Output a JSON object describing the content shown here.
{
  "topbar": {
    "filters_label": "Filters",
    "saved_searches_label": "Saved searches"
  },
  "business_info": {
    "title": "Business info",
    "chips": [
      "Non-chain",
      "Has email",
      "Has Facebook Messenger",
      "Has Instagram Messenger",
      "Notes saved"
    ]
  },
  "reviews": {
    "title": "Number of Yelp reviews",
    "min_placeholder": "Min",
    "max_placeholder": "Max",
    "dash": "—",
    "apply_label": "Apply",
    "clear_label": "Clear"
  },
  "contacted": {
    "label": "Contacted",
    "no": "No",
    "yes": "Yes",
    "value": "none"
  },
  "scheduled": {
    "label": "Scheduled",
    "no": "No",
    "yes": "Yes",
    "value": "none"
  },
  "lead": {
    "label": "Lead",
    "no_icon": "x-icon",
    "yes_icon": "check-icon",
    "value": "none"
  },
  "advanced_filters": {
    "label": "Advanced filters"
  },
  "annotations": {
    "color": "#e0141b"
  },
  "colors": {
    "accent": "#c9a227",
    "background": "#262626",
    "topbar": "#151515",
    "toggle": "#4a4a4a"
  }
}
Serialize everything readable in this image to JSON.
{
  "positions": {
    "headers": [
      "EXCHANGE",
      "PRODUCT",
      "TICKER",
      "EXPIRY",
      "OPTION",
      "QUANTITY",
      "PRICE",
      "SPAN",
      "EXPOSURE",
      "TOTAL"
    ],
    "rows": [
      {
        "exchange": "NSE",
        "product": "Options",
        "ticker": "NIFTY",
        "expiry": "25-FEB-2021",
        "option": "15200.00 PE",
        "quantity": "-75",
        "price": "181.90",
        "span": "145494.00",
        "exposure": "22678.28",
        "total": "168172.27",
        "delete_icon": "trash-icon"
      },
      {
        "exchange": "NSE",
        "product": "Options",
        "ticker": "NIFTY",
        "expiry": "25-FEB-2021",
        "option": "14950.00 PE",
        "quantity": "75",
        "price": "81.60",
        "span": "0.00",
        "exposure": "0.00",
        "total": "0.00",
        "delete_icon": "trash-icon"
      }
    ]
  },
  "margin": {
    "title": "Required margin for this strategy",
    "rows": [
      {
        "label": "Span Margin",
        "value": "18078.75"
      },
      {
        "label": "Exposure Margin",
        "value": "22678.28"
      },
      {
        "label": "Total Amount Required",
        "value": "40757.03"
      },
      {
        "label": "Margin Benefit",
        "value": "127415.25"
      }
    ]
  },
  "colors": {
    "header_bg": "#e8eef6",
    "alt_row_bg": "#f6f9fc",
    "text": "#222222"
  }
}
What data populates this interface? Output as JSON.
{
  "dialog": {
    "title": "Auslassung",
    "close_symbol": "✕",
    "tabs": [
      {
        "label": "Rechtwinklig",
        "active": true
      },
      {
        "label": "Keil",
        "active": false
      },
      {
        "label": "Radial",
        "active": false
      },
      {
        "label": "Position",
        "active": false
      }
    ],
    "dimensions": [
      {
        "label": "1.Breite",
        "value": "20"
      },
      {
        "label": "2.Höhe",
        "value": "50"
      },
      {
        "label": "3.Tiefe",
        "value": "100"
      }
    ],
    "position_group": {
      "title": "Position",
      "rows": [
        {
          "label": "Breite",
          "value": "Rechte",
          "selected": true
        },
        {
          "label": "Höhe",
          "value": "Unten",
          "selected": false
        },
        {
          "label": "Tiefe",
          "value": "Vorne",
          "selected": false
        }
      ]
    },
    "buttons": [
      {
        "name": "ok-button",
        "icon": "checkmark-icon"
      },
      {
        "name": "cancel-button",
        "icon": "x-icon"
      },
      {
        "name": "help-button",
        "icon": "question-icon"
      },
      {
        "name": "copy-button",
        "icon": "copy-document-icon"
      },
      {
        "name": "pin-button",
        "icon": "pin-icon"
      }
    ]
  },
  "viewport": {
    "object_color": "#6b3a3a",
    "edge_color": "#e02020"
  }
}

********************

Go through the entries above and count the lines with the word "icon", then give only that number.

**THE ANSWER:** 9